__ASSIGNMENT__. Drop the images; return everything else in the listing below exactly.

MATERIAL PROVIDED START

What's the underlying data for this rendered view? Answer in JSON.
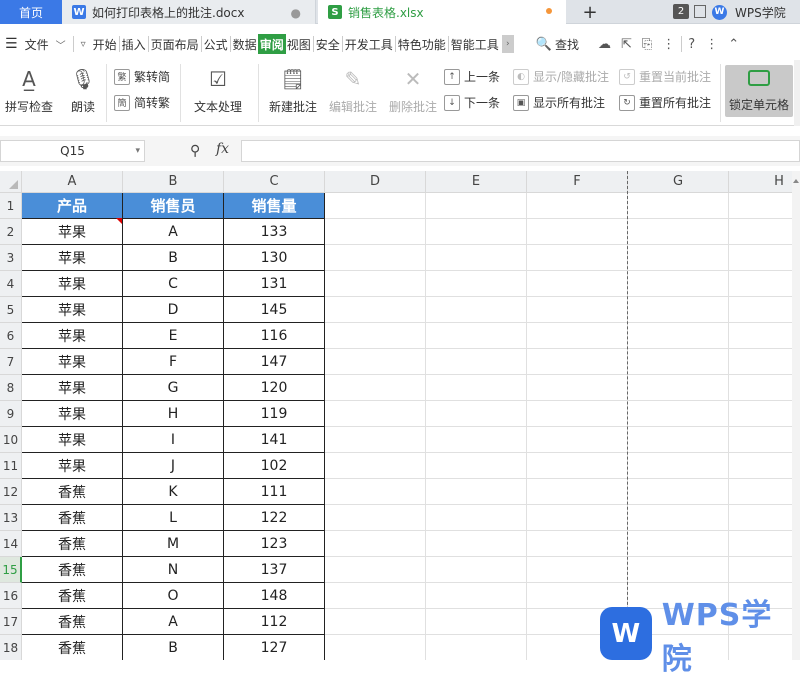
{
  "tabs": {
    "home": "首页",
    "doc": "如何打印表格上的批注.docx",
    "sheet": "销售表格.xlsx",
    "new_tab": "+",
    "window_count": "2",
    "account": "WPS学院"
  },
  "menu": {
    "file": "文件",
    "items": [
      "开始",
      "插入",
      "页面布局",
      "公式",
      "数据",
      "审阅",
      "视图",
      "安全",
      "开发工具",
      "特色功能",
      "智能工具"
    ],
    "active_index": 5,
    "search": "查找"
  },
  "ribbon": {
    "spellcheck": "拼写检查",
    "read_aloud": "朗读",
    "trad_to_simp": "繁转简",
    "simp_to_trad": "简转繁",
    "text_process": "文本处理",
    "new_comment": "新建批注",
    "edit_comment": "编辑批注",
    "delete_comment": "删除批注",
    "prev": "上一条",
    "next": "下一条",
    "show_hide_comment": "显示/隐藏批注",
    "show_all_comments": "显示所有批注",
    "reset_current_comment": "重置当前批注",
    "reset_all_comments": "重置所有批注",
    "lock_cell": "锁定单元格"
  },
  "formula_bar": {
    "name_box": "Q15",
    "fx": "fx",
    "value": ""
  },
  "sheet": {
    "columns": [
      "A",
      "B",
      "C",
      "D",
      "E",
      "F",
      "G",
      "H"
    ],
    "rows": [
      "1",
      "2",
      "3",
      "4",
      "5",
      "6",
      "7",
      "8",
      "9",
      "10",
      "11",
      "12",
      "13",
      "14",
      "15",
      "16",
      "17",
      "18"
    ],
    "selected_row": "15",
    "headers": [
      "产品",
      "销售员",
      "销售量"
    ],
    "data": [
      [
        "苹果",
        "A",
        "133"
      ],
      [
        "苹果",
        "B",
        "130"
      ],
      [
        "苹果",
        "C",
        "131"
      ],
      [
        "苹果",
        "D",
        "145"
      ],
      [
        "苹果",
        "E",
        "116"
      ],
      [
        "苹果",
        "F",
        "147"
      ],
      [
        "苹果",
        "G",
        "120"
      ],
      [
        "苹果",
        "H",
        "119"
      ],
      [
        "苹果",
        "I",
        "141"
      ],
      [
        "苹果",
        "J",
        "102"
      ],
      [
        "香蕉",
        "K",
        "111"
      ],
      [
        "香蕉",
        "L",
        "122"
      ],
      [
        "香蕉",
        "M",
        "123"
      ],
      [
        "香蕉",
        "N",
        "137"
      ],
      [
        "香蕉",
        "O",
        "148"
      ],
      [
        "香蕉",
        "A",
        "112"
      ],
      [
        "香蕉",
        "B",
        "127"
      ]
    ]
  },
  "watermark": {
    "logo": "W",
    "text": "WPS学院"
  }
}
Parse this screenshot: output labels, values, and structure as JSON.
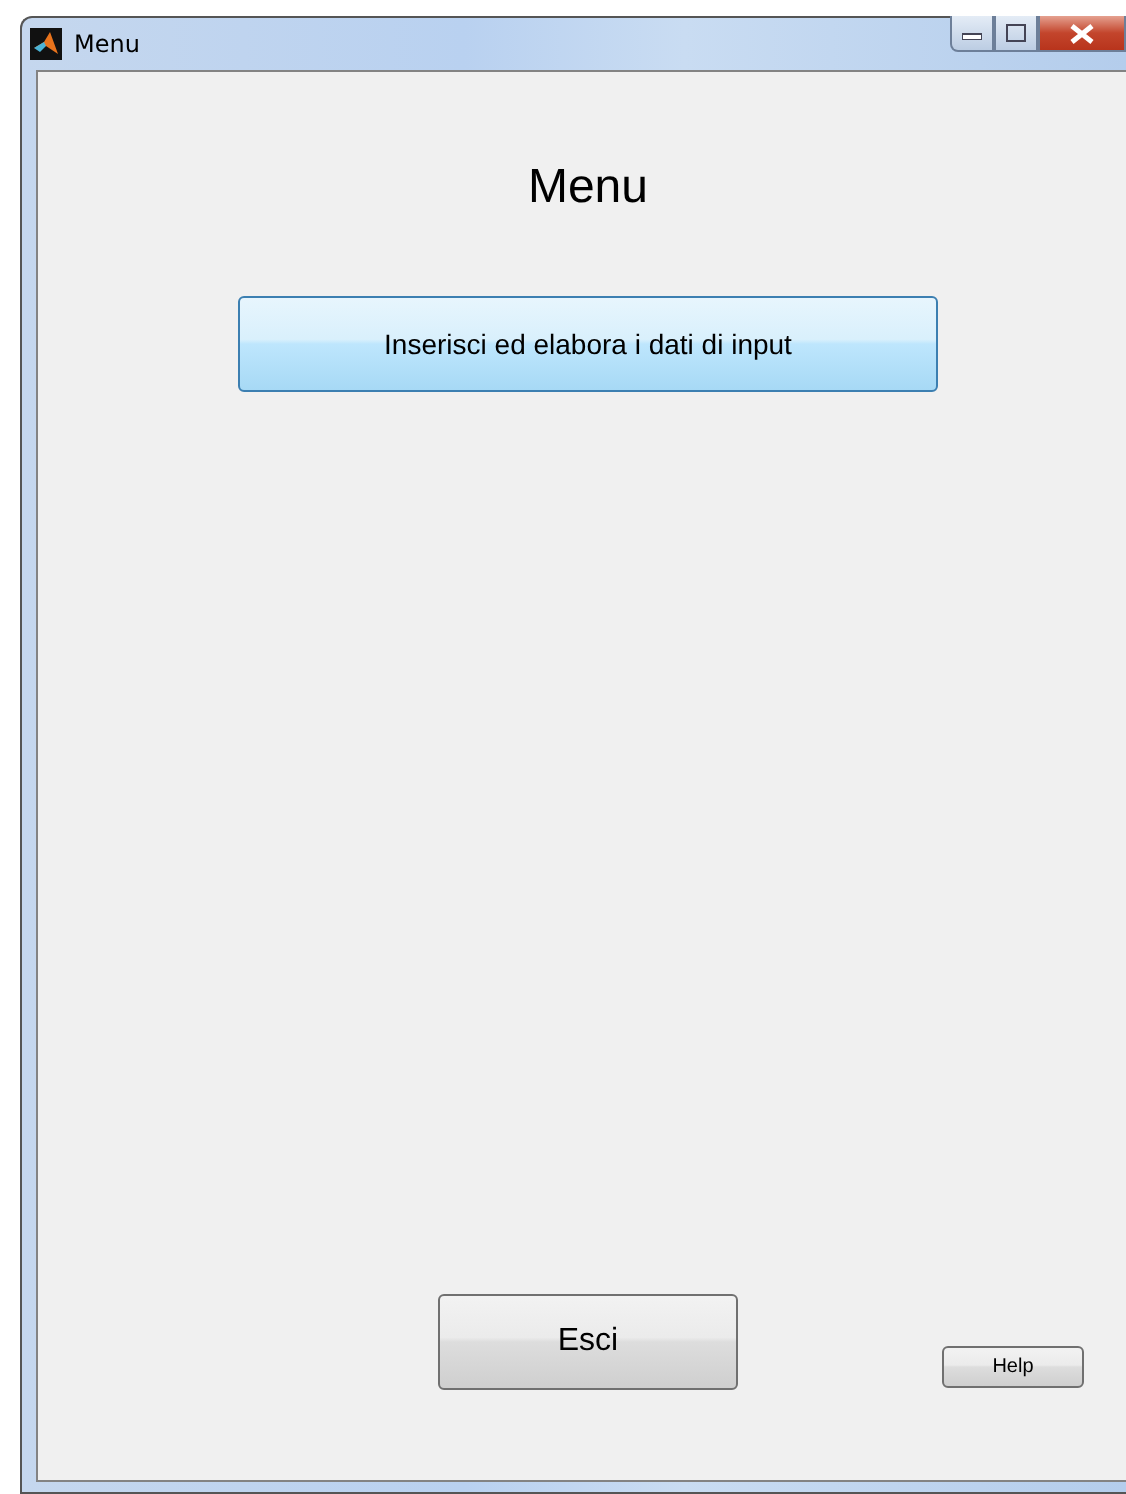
{
  "window": {
    "title": "Menu"
  },
  "heading": "Menu",
  "buttons": [
    {
      "label": "Inserisci ed elabora i dati di input"
    }
  ],
  "footer_buttons": [
    {
      "label": "Esci",
      "kind": "large"
    },
    {
      "label": "Help",
      "kind": "small"
    }
  ]
}
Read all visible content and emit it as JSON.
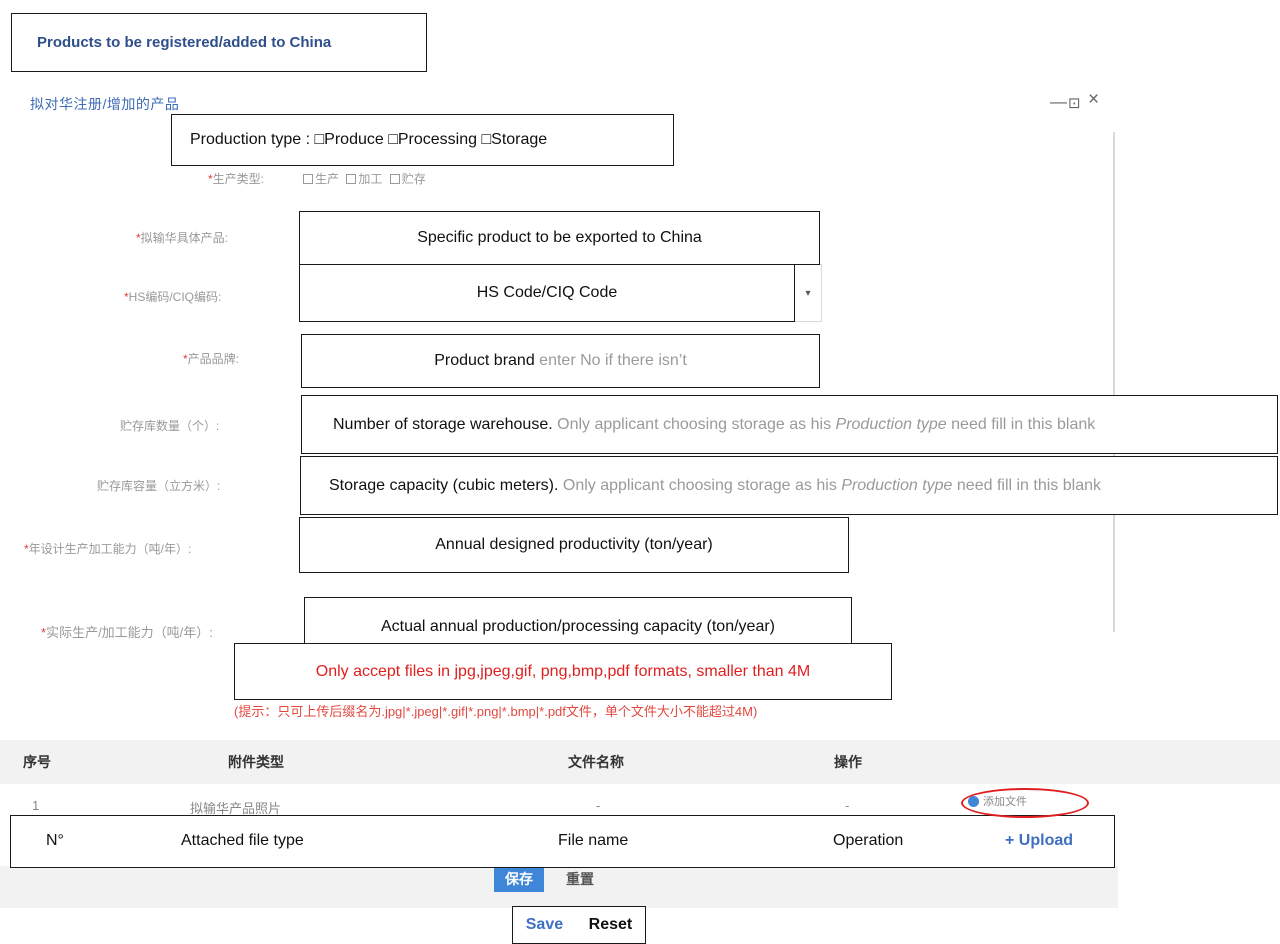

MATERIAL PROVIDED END

__RESULT__.
What's the underlying data for this rendered view? Answer in JSON.
{
  "tabs": {
    "home": "首页",
    "doc": "如何打印表格上的批注.docx",
    "sheet": "销售表格.xlsx",
    "new_tab": "+",
    "window_count": "2",
    "account": "WPS学院"
  },
  "menu": {
    "file": "文件",
    "items": [
      "开始",
      "插入",
      "页面布局",
      "公式",
      "数据",
      "审阅",
      "视图",
      "安全",
      "开发工具",
      "特色功能",
      "智能工具"
    ],
    "active_index": 5,
    "search": "查找"
  },
  "ribbon": {
    "spellcheck": "拼写检查",
    "read_aloud": "朗读",
    "trad_to_simp": "繁转简",
    "simp_to_trad": "简转繁",
    "text_process": "文本处理",
    "new_comment": "新建批注",
    "edit_comment": "编辑批注",
    "delete_comment": "删除批注",
    "prev": "上一条",
    "next": "下一条",
    "show_hide_comment": "显示/隐藏批注",
    "show_all_comments": "显示所有批注",
    "reset_current_comment": "重置当前批注",
    "reset_all_comments": "重置所有批注",
    "lock_cell": "锁定单元格"
  },
  "formula_bar": {
    "name_box": "Q15",
    "fx": "fx",
    "value": ""
  },
  "sheet": {
    "columns": [
      "A",
      "B",
      "C",
      "D",
      "E",
      "F",
      "G",
      "H"
    ],
    "rows": [
      "1",
      "2",
      "3",
      "4",
      "5",
      "6",
      "7",
      "8",
      "9",
      "10",
      "11",
      "12",
      "13",
      "14",
      "15",
      "16",
      "17",
      "18"
    ],
    "selected_row": "15",
    "headers": [
      "产品",
      "销售员",
      "销售量"
    ],
    "data": [
      [
        "苹果",
        "A",
        "133"
      ],
      [
        "苹果",
        "B",
        "130"
      ],
      [
        "苹果",
        "C",
        "131"
      ],
      [
        "苹果",
        "D",
        "145"
      ],
      [
        "苹果",
        "E",
        "116"
      ],
      [
        "苹果",
        "F",
        "147"
      ],
      [
        "苹果",
        "G",
        "120"
      ],
      [
        "苹果",
        "H",
        "119"
      ],
      [
        "苹果",
        "I",
        "141"
      ],
      [
        "苹果",
        "J",
        "102"
      ],
      [
        "香蕉",
        "K",
        "111"
      ],
      [
        "香蕉",
        "L",
        "122"
      ],
      [
        "香蕉",
        "M",
        "123"
      ],
      [
        "香蕉",
        "N",
        "137"
      ],
      [
        "香蕉",
        "O",
        "148"
      ],
      [
        "香蕉",
        "A",
        "112"
      ],
      [
        "香蕉",
        "B",
        "127"
      ]
    ]
  },
  "watermark": {
    "logo": "W",
    "text": "WPS学院"
  }
}
Parse this screenshot: output labels, values, and structure as JSON.
{
  "window": {
    "title": "Menu"
  },
  "heading": "Menu",
  "buttons": [
    {
      "label": "Inserisci ed elabora i dati di input"
    }
  ],
  "footer_buttons": [
    {
      "label": "Esci",
      "kind": "large"
    },
    {
      "label": "Help",
      "kind": "small"
    }
  ]
}
Read all visible content and emit it as JSON.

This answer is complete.